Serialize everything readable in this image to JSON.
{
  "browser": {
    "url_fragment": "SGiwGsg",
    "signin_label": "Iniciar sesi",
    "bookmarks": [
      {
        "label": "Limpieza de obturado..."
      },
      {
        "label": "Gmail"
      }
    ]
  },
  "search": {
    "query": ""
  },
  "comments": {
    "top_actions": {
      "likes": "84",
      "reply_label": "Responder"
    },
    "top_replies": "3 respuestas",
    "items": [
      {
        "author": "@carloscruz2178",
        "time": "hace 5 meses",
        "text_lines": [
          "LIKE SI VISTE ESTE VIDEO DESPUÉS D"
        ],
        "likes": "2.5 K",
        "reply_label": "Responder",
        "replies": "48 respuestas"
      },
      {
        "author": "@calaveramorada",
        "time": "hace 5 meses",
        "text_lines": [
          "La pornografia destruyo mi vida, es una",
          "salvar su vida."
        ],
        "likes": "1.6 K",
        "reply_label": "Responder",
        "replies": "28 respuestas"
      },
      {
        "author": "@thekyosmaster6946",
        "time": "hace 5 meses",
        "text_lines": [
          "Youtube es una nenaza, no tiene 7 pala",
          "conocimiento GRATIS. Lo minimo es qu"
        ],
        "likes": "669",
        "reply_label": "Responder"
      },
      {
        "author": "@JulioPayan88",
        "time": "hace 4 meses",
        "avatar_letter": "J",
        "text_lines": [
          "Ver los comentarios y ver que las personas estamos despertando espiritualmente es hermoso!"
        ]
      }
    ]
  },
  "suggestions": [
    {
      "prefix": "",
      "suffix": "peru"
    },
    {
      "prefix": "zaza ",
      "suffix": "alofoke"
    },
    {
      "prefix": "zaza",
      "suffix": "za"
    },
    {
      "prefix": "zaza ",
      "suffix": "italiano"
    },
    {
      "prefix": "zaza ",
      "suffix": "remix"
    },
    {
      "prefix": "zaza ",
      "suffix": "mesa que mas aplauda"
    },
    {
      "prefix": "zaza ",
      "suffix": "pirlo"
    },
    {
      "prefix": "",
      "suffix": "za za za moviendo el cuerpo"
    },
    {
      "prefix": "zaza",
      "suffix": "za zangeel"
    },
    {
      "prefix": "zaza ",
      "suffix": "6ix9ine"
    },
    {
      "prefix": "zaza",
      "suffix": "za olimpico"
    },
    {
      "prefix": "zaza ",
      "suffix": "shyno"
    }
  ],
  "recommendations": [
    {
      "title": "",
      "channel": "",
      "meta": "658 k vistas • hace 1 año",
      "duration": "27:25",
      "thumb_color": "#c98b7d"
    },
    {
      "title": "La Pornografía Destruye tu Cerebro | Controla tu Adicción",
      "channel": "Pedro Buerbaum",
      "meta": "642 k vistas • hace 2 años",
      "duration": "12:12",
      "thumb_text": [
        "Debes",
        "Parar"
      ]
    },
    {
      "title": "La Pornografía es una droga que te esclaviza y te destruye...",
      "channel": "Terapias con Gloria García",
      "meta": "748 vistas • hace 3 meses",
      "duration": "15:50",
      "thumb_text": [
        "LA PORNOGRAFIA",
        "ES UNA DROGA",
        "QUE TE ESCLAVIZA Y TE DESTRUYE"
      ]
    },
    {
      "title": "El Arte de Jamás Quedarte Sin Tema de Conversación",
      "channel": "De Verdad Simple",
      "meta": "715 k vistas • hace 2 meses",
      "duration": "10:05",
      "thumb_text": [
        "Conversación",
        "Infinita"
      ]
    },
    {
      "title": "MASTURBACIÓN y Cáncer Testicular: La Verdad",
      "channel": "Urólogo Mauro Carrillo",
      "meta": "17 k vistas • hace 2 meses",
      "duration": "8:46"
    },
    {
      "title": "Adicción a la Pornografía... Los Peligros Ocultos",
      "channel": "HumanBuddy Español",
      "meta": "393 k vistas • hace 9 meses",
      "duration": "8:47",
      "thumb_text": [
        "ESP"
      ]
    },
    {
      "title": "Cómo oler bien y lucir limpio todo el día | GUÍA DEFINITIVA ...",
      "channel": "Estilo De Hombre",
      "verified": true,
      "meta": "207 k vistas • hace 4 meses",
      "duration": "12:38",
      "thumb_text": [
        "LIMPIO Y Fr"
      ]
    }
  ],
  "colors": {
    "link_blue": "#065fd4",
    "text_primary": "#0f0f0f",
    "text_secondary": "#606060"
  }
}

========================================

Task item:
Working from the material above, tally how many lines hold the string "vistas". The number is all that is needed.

Answer to this task:
7